  • Four studies in the review were conducted in America, two in Belgium and one in Australia, China, Italy, Ireland, the Netherlands and Norway. They were mainly children between the ages of 6 and 12.

Principle results

  • In five studies that assessed conscientiousness, higher levels of this domain were significantly associated with lower BMI based on both pooled correlation coefficients and pooled standardized mean differences.

  • Analyzes showed no consistent significant associations between extraversion (seven studies), agreeableness (five studies), neuroticism (five studies), or openness (five studies) and childhood obesity.

  • Seven studies assessed associations between personality traits other than the five dimensions included in FFM and childhood obesity. Reduced self-control was significantly related to higher BMI in four studies. Results of a longitudinal study found no significant association between psychoticism and central obesity.

Limits

  • The meta-analysis did not include self-control, compliance, and persistence as part of conscientiousness, unlike some previous studies.

  • The new analysis included only studies published in English or Chinese.

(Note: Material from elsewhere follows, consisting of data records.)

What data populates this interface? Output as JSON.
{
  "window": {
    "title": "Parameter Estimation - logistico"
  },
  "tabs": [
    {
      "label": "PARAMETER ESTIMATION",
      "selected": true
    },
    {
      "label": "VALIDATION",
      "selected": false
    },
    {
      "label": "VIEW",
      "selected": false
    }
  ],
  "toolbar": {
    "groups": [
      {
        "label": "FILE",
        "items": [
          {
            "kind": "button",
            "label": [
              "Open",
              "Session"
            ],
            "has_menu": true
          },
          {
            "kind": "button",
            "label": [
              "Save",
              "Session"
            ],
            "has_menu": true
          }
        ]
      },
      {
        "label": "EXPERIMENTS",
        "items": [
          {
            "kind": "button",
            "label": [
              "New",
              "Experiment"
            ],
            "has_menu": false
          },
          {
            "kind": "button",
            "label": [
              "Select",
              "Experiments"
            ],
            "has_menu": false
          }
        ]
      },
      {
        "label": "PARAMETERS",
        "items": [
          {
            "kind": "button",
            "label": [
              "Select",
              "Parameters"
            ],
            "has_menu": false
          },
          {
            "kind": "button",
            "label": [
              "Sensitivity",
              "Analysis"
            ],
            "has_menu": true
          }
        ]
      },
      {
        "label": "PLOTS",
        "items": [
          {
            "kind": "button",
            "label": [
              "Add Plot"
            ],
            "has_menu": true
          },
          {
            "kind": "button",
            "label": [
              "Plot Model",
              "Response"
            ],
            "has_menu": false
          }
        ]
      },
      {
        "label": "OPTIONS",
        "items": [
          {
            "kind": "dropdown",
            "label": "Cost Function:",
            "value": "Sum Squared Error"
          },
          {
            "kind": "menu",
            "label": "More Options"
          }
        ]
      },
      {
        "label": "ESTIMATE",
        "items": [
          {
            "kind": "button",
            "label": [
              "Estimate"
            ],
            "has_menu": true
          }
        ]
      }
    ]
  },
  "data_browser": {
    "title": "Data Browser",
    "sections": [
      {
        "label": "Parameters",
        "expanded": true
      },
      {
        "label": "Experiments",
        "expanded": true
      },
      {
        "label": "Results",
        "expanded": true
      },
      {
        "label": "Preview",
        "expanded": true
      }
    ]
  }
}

  • There may have been a publication bias. Studies that have not found significant associations between personality traits and childhood obesity may not have been published.

Disclosures

This is an abstract of a preprint research study “The Association of Personality Traits with Childhood Obesity: A Systematic Review and Meta-Analysis” authored by researchers in the Department of Maternal and Child Health, School of Health Public, Peking University, Beijing, China on medRxiv powered by Medscape. This study has not yet been peer reviewed. The full text of the study is available at medRxiv.org.

Share.

Comments are closed.